- **ACTIVITY**
The full set of entries, reproduced exactly, is the expected answer.
***** RECORDS SUPPLIED
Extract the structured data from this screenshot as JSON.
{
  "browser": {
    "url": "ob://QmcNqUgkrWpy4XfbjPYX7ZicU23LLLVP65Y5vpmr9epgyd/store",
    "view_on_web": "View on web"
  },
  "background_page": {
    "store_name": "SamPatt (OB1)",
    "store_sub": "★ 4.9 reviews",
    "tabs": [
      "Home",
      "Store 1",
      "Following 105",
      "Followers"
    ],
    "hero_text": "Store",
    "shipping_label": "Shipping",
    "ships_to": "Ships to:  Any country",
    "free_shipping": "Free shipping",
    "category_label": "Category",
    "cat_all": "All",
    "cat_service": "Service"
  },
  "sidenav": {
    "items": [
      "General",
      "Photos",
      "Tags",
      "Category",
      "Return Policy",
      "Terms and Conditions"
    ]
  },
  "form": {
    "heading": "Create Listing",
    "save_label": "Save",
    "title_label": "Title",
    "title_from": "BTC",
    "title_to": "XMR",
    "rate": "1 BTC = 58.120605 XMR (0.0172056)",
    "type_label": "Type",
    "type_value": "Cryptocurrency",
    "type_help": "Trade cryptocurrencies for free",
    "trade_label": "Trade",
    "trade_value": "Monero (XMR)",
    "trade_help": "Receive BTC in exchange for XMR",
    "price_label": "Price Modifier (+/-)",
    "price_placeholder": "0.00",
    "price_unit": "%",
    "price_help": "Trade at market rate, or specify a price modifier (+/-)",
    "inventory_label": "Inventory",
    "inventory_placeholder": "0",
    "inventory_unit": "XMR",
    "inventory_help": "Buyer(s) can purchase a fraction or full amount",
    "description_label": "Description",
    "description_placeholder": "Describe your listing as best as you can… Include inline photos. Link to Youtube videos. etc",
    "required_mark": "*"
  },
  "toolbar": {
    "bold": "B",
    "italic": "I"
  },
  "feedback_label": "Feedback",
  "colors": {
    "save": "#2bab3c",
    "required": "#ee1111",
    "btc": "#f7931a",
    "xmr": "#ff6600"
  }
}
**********
- **FINISHED TASK**
Extract the structured data from this screenshot as JSON.
{
  "browser": {
    "url": "ob://QmcNqUgkrWpy4XfbjPYX7ZicU23LLLVP65Y5vpmr9epgyd/store",
    "view_on_web": "View on web"
  },
  "background_page": {
    "store_name": "SamPatt (OB1)",
    "store_sub": "★ 4.9 reviews",
    "tabs": [
      "Home",
      "Store 1",
      "Following 105",
      "Followers"
    ],
    "hero_text": "Store",
    "shipping_label": "Shipping",
    "ships_to": "Ships to:  Any country",
    "free_shipping": "Free shipping",
    "category_label": "Category",
    "cat_all": "All",
    "cat_service": "Service"
  },
  "sidenav": {
    "items": [
      "General",
      "Photos",
      "Tags",
      "Category",
      "Return Policy",
      "Terms and Conditions"
    ]
  },
  "form": {
    "heading": "Create Listing",
    "save_label": "Save",
    "title_label": "Title",
    "title_from": "BTC",
    "title_to": "XMR",
    "rate": "1 BTC = 58.120605 XMR (0.0172056)",
    "type_label": "Type",
    "type_value": "Cryptocurrency",
    "type_help": "Trade cryptocurrencies for free",
    "trade_label": "Trade",
    "trade_value": "Monero (XMR)",
    "trade_help": "Receive BTC in exchange for XMR",
    "price_label": "Price Modifier (+/-)",
    "price_placeholder": "0.00",
    "price_unit": "%",
    "price_help": "Trade at market rate, or specify a price modifier (+/-)",
    "inventory_label": "Inventory",
    "inventory_placeholder": "0",
    "inventory_unit": "XMR",
    "inventory_help": "Buyer(s) can purchase a fraction or full amount",
    "description_label": "Description",
    "description_placeholder": "Describe your listing as best as you can… Include inline photos. Link to Youtube videos. etc",
    "required_mark": "*"
  },
  "toolbar": {
    "bold": "B",
    "italic": "I"
  },
  "feedback_label": "Feedback",
  "colors": {
    "save": "#2bab3c",
    "required": "#ee1111",
    "btc": "#f7931a",
    "xmr": "#ff6600"
  }
}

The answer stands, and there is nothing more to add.